→ **Exercise goal**
Your task is to filter the entries and copy every line containing the string "icon".
Segment Start: Source records
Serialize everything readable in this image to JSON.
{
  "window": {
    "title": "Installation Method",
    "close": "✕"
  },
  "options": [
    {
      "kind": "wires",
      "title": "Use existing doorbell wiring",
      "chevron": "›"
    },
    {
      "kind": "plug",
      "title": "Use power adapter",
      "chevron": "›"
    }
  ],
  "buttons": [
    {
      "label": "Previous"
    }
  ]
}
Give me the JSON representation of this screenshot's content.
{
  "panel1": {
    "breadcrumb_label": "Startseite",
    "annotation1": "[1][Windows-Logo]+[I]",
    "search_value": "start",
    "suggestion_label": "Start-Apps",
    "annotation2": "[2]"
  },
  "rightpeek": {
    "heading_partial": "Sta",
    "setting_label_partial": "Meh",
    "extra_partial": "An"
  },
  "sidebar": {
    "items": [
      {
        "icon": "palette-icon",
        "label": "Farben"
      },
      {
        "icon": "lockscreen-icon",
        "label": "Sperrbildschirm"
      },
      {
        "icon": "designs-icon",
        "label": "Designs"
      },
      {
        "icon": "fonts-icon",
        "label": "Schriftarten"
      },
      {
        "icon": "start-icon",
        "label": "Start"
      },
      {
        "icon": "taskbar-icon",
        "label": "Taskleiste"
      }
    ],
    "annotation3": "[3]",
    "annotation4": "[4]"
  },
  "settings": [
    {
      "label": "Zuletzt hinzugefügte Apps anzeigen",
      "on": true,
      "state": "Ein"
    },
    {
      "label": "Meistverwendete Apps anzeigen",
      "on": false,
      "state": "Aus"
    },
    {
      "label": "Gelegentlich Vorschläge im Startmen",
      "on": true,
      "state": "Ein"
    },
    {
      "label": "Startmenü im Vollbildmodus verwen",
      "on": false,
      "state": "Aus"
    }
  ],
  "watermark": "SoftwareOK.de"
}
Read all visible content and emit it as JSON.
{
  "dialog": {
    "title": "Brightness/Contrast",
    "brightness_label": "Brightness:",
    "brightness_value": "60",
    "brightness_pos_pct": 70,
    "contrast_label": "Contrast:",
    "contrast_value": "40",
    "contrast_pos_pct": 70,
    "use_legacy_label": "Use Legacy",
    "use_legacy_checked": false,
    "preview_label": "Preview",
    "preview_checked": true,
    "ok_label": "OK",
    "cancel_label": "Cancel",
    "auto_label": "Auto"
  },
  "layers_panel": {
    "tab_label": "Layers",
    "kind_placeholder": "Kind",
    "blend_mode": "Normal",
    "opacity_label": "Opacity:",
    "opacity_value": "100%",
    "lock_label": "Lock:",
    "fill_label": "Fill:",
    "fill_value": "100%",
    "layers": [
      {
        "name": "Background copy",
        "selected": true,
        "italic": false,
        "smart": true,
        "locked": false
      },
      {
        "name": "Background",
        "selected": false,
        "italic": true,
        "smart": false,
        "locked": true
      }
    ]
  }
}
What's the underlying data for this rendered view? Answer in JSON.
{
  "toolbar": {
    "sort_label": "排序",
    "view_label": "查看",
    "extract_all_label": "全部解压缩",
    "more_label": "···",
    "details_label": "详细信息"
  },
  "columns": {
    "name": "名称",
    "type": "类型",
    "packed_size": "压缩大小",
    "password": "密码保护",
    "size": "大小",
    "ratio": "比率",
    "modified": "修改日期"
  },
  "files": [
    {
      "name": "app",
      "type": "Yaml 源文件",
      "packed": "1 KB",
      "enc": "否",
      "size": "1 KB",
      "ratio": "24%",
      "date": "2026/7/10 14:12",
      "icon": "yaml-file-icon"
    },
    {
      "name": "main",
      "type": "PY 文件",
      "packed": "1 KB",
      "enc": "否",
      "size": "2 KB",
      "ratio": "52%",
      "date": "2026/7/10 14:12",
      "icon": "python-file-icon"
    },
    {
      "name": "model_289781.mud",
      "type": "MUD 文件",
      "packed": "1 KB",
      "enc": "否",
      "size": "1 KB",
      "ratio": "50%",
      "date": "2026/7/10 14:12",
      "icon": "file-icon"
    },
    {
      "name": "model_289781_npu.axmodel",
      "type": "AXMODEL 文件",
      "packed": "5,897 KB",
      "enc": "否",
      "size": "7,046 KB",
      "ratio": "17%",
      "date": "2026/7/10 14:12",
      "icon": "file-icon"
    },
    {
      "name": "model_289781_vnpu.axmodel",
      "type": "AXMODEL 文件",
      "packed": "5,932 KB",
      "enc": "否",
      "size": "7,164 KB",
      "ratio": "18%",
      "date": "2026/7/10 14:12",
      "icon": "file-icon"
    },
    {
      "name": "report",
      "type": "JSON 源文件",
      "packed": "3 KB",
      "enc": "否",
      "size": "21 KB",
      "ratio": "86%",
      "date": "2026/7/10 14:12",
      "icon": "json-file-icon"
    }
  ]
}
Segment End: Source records
→ **Your solution**
        "icon": "palette-icon",
        "icon": "lockscreen-icon",
        "icon": "designs-icon",
        "icon": "fonts-icon",
        "icon": "start-icon",
        "icon": "taskbar-icon",
      "icon": "yaml-file-icon"
      "icon": "python-file-icon"
      "icon": "file-icon"
      "icon": "file-icon"
      "icon": "file-icon"
      "icon": "json-file-icon"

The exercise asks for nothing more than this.